Data to use
☆ ☆ ☆ ☆
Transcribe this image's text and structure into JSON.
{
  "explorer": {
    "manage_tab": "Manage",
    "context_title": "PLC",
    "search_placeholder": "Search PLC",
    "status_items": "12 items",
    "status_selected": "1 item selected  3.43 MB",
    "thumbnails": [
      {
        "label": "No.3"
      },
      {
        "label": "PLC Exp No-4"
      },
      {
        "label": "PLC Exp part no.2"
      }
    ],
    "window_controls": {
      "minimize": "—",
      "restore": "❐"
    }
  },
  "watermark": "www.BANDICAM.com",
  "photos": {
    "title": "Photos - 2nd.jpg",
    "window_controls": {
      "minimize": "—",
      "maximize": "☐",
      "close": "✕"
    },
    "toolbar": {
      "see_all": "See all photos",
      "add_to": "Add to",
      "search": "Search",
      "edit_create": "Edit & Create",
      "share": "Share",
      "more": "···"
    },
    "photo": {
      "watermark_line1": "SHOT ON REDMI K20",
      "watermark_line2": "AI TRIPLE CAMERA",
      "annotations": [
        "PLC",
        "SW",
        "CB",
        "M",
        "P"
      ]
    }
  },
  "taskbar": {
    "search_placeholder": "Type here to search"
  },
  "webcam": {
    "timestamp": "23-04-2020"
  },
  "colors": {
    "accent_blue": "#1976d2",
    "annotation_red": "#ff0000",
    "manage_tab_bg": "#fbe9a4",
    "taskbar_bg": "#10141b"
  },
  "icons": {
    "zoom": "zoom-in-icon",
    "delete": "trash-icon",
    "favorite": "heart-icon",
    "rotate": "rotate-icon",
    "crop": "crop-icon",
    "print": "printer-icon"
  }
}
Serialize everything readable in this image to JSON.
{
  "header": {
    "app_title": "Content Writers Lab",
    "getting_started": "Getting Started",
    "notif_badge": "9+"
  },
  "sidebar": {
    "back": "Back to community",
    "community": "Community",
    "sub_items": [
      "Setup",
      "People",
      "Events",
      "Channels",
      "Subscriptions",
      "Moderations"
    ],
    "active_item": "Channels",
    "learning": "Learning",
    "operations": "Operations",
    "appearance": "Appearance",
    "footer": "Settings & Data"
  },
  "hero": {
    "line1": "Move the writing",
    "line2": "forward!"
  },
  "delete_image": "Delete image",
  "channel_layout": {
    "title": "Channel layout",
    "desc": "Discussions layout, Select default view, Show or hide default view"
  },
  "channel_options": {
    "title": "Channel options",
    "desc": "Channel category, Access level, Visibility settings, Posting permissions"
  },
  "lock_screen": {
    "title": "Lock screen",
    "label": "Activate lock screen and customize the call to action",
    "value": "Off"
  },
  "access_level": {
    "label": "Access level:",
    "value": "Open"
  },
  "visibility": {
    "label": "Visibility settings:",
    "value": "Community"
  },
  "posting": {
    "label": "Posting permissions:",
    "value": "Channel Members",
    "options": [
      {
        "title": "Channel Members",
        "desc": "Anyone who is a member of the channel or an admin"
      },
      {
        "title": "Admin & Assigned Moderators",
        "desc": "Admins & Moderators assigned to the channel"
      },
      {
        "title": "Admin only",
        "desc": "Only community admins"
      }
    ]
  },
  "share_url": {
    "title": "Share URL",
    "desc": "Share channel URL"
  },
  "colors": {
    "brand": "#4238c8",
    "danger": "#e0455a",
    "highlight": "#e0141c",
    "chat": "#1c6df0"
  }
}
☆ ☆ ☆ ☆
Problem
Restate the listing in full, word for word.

Response
Transcribe this image's text and structure into JSON.
{
  "explorer": {
    "manage_tab": "Manage",
    "context_title": "PLC",
    "search_placeholder": "Search PLC",
    "status_items": "12 items",
    "status_selected": "1 item selected  3.43 MB",
    "thumbnails": [
      {
        "label": "No.3"
      },
      {
        "label": "PLC Exp No-4"
      },
      {
        "label": "PLC Exp part no.2"
      }
    ],
    "window_controls": {
      "minimize": "—",
      "restore": "❐"
    }
  },
  "watermark": "www.BANDICAM.com",
  "photos": {
    "title": "Photos - 2nd.jpg",
    "window_controls": {
      "minimize": "—",
      "maximize": "☐",
      "close": "✕"
    },
    "toolbar": {
      "see_all": "See all photos",
      "add_to": "Add to",
      "search": "Search",
      "edit_create": "Edit & Create",
      "share": "Share",
      "more": "···"
    },
    "photo": {
      "watermark_line1": "SHOT ON REDMI K20",
      "watermark_line2": "AI TRIPLE CAMERA",
      "annotations": [
        "PLC",
        "SW",
        "CB",
        "M",
        "P"
      ]
    }
  },
  "taskbar": {
    "search_placeholder": "Type here to search"
  },
  "webcam": {
    "timestamp": "23-04-2020"
  },
  "colors": {
    "accent_blue": "#1976d2",
    "annotation_red": "#ff0000",
    "manage_tab_bg": "#fbe9a4",
    "taskbar_bg": "#10141b"
  },
  "icons": {
    "zoom": "zoom-in-icon",
    "delete": "trash-icon",
    "favorite": "heart-icon",
    "rotate": "rotate-icon",
    "crop": "crop-icon",
    "print": "printer-icon"
  }
}
Serialize everything readable in this image to JSON.
{
  "header": {
    "app_title": "Content Writers Lab",
    "getting_started": "Getting Started",
    "notif_badge": "9+"
  },
  "sidebar": {
    "back": "Back to community",
    "community": "Community",
    "sub_items": [
      "Setup",
      "People",
      "Events",
      "Channels",
      "Subscriptions",
      "Moderations"
    ],
    "active_item": "Channels",
    "learning": "Learning",
    "operations": "Operations",
    "appearance": "Appearance",
    "footer": "Settings & Data"
  },
  "hero": {
    "line1": "Move the writing",
    "line2": "forward!"
  },
  "delete_image": "Delete image",
  "channel_layout": {
    "title": "Channel layout",
    "desc": "Discussions layout, Select default view, Show or hide default view"
  },
  "channel_options": {
    "title": "Channel options",
    "desc": "Channel category, Access level, Visibility settings, Posting permissions"
  },
  "lock_screen": {
    "title": "Lock screen",
    "label": "Activate lock screen and customize the call to action",
    "value": "Off"
  },
  "access_level": {
    "label": "Access level:",
    "value": "Open"
  },
  "visibility": {
    "label": "Visibility settings:",
    "value": "Community"
  },
  "posting": {
    "label": "Posting permissions:",
    "value": "Channel Members",
    "options": [
      {
        "title": "Channel Members",
        "desc": "Anyone who is a member of the channel or an admin"
      },
      {
        "title": "Admin & Assigned Moderators",
        "desc": "Admins & Moderators assigned to the channel"
      },
      {
        "title": "Admin only",
        "desc": "Only community admins"
      }
    ]
  },
  "share_url": {
    "title": "Share URL",
    "desc": "Share channel URL"
  },
  "colors": {
    "brand": "#4238c8",
    "danger": "#e0455a",
    "highlight": "#e0141c",
    "chat": "#1c6df0"
  }
}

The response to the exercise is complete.